Even the best corporate strategists can’t be certain, but they can look at some of today’s social, technological and business trends and countertrends to see which way the proverbial winds are blowing.
How do you envision the future of work? Maybe you think the future will be a lot like the present, with a few more gadgets, a little more globalization, a smidgen more flexibility and a bit less job security. Perhaps you imagine that most employees will be skilled, telecommuting, well-paid free agents who work for the highest bidder in a super-flexible, highly connected global
network of employers. Or maybe you visualize a more dystopian world dominated by a winner-take-all toxic capitalism in which a group of super-rich Haves lord it over a majority of Have-Nots who work longer and longer hours for less pay. Possibly you foresee the day when employment-based work will be replaced by government provided living wages, worker-owned enterprises and volunteer associations.

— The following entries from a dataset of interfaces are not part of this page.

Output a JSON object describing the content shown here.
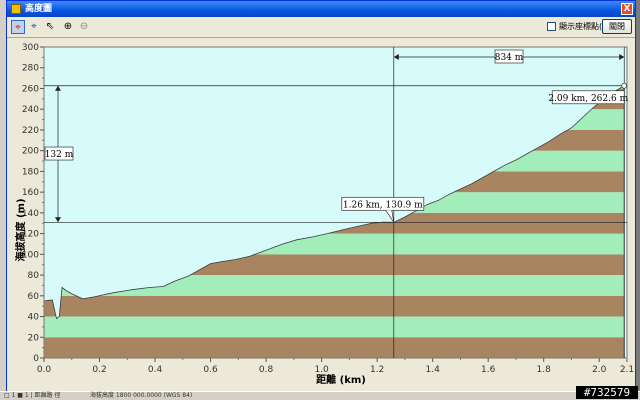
{
  "window": {
    "title": "高度圖",
    "close_glyph": "X"
  },
  "toolbar": {
    "tools": [
      {
        "name": "crosshair-red-icon",
        "glyph": "⌖",
        "color": "#d21e1e"
      },
      {
        "name": "crosshair-blue-icon",
        "glyph": "⌖",
        "color": "#1e3cd2"
      },
      {
        "name": "select-arrow-icon",
        "glyph": "⇖",
        "color": "#000"
      },
      {
        "name": "zoom-in-icon",
        "glyph": "⊕",
        "color": "#000"
      },
      {
        "name": "zoom-out-icon",
        "glyph": "⊖",
        "color": "#888"
      }
    ],
    "checkbox_label": "顯示座標點(S)",
    "close_button": "關閉"
  },
  "chart_data": {
    "type": "area",
    "xlabel": "距離 (km)",
    "ylabel": "海拔高度 (m)",
    "xlim": [
      0,
      2.1
    ],
    "ylim": [
      0,
      300
    ],
    "x_ticks": [
      "0.0",
      "0.2",
      "0.4",
      "0.6",
      "0.8",
      "1.0",
      "1.2",
      "1.4",
      "1.6",
      "1.8",
      "2.0",
      "2.1"
    ],
    "y_ticks": [
      "0",
      "20",
      "40",
      "60",
      "80",
      "100",
      "120",
      "140",
      "160",
      "180",
      "200",
      "220",
      "240",
      "260",
      "280",
      "300"
    ],
    "band_colors": [
      "#a98461",
      "#a3edbb"
    ],
    "sky_color": "#d7fbfb",
    "profile": {
      "x": [
        0.0,
        0.03,
        0.045,
        0.055,
        0.065,
        0.08,
        0.1,
        0.14,
        0.18,
        0.25,
        0.32,
        0.38,
        0.43,
        0.47,
        0.52,
        0.56,
        0.6,
        0.64,
        0.69,
        0.74,
        0.78,
        0.82,
        0.86,
        0.91,
        0.97,
        1.02,
        1.08,
        1.13,
        1.18,
        1.22,
        1.26,
        1.3,
        1.34,
        1.38,
        1.42,
        1.46,
        1.5,
        1.54,
        1.58,
        1.62,
        1.66,
        1.7,
        1.74,
        1.78,
        1.82,
        1.86,
        1.9,
        1.94,
        1.98,
        2.02,
        2.06,
        2.09
      ],
      "y": [
        55,
        56,
        38,
        40,
        68,
        65,
        62,
        57,
        59,
        63,
        66,
        68,
        69,
        74,
        79,
        85,
        91,
        93,
        95,
        98,
        102,
        106,
        110,
        114,
        117,
        120,
        124,
        127,
        130,
        131,
        130.9,
        136,
        142,
        148,
        152,
        158,
        163,
        168,
        174,
        180,
        186,
        191,
        197,
        203,
        209,
        216,
        222,
        232,
        242,
        250,
        258,
        262.6
      ]
    },
    "annotations": {
      "point_a": {
        "x": 1.26,
        "y": 130.9,
        "label": "1.26 km, 130.9 m"
      },
      "point_b": {
        "x": 2.09,
        "y": 262.6,
        "label": "2.09 km, 262.6 m"
      },
      "dist_label": "834 m",
      "height_label": "132 m"
    }
  },
  "status": {
    "left": "□ 1 ■ 1 | 距離路 徑",
    "mid": "海拔高度 1800 000.0000 (WGS 84)"
  },
  "watermark": "#732579"
}
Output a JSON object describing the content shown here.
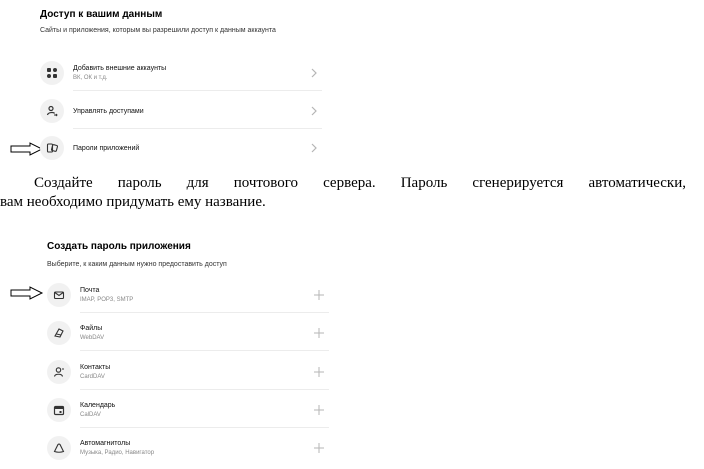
{
  "access": {
    "title": "Доступ к вашим данным",
    "subtitle": "Сайты и приложения, которым вы разрешили доступ к данным аккаунта",
    "items": [
      {
        "label": "Добавить внешние аккаунты",
        "sub": "ВК, ОК и т.д."
      },
      {
        "label": "Управлять доступами",
        "sub": ""
      },
      {
        "label": "Пароли приложений",
        "sub": ""
      }
    ]
  },
  "instruction": {
    "line1": "Создайте пароль для почтового сервера. Пароль сгенерируется автоматически,",
    "line2": "вам необходимо придумать ему название."
  },
  "create": {
    "title": "Создать пароль приложения",
    "subtitle": "Выберите, к каким данным нужно предоставить доступ",
    "items": [
      {
        "label": "Почта",
        "sub": "IMAP, POP3, SMTP"
      },
      {
        "label": "Файлы",
        "sub": "WebDAV"
      },
      {
        "label": "Контакты",
        "sub": "CardDAV"
      },
      {
        "label": "Календарь",
        "sub": "CalDAV"
      },
      {
        "label": "Автомагнитолы",
        "sub": "Музыка, Радио, Навигатор"
      }
    ]
  },
  "colors": {
    "icon_bg": "#f1f1f1",
    "separator": "#ececec",
    "chevron": "#b5b5b5",
    "secondary_text": "#888888"
  },
  "icons": [
    "grid-accounts-icon",
    "person-arrow-icon",
    "app-passwords-icon",
    "mail-icon",
    "files-icon",
    "contacts-icon",
    "calendar-icon",
    "car-icon",
    "pointer-arrow-icon"
  ]
}
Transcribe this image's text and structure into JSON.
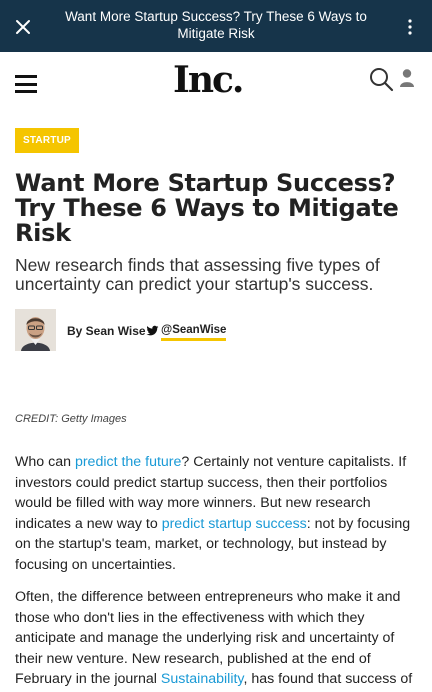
{
  "appbar": {
    "title": "Want More Startup Success? Try These 6 Ways to Mitigate Risk",
    "close_icon": "close-icon",
    "menu_icon": "more-vert-icon"
  },
  "header": {
    "logo_text": "Inc.",
    "menu_icon": "hamburger-icon",
    "search_icon": "search-icon",
    "account_icon": "user-icon"
  },
  "article": {
    "tag": "STARTUP",
    "headline": "Want More Startup Success? Try These 6 Ways to Mitigate Risk",
    "dek": "New research finds that assessing five types of uncertainty can predict your startup's success.",
    "author": "By Sean Wise",
    "twitter_handle": "@SeanWise",
    "credit": "CREDIT: Getty Images",
    "p1": {
      "t1": "Who can ",
      "link1": "predict the future",
      "t2": "? Certainly not venture capitalists. If investors could predict startup success, then their portfolios would be filled with way more winners. But new research indicates a new way to ",
      "link2": "predict startup success",
      "t3": ": not by focusing on the startup's team, market, or technology, but instead by focusing on uncertainties."
    },
    "p2": {
      "t1": "Often, the difference between entrepreneurs who make it and those who don't lies in the effectiveness with which they anticipate and manage the underlying risk and uncertainty of their new venture. New research, published at the end of February in the journal ",
      "link1": "Sustainability",
      "t2": ", has found that success of"
    }
  },
  "colors": {
    "appbar_bg": "#16344a",
    "accent": "#f5c500",
    "link": "#1a9ad6"
  }
}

These are just a few examples of what may come to pass, and none can be written off as impossible. The future may contain aspects of each (or none) of these visions, or each one may arise in different regions of the world or at different times. Even the best corporate strategists can’t be certain, but they can look at some of today’s social, technological and business trends and countertrends to see which way the proverbial winds are blowing. By engaging in such an analysis of the business environment, managers can develop a variety of ideas about how work and the workplace will change in coming years.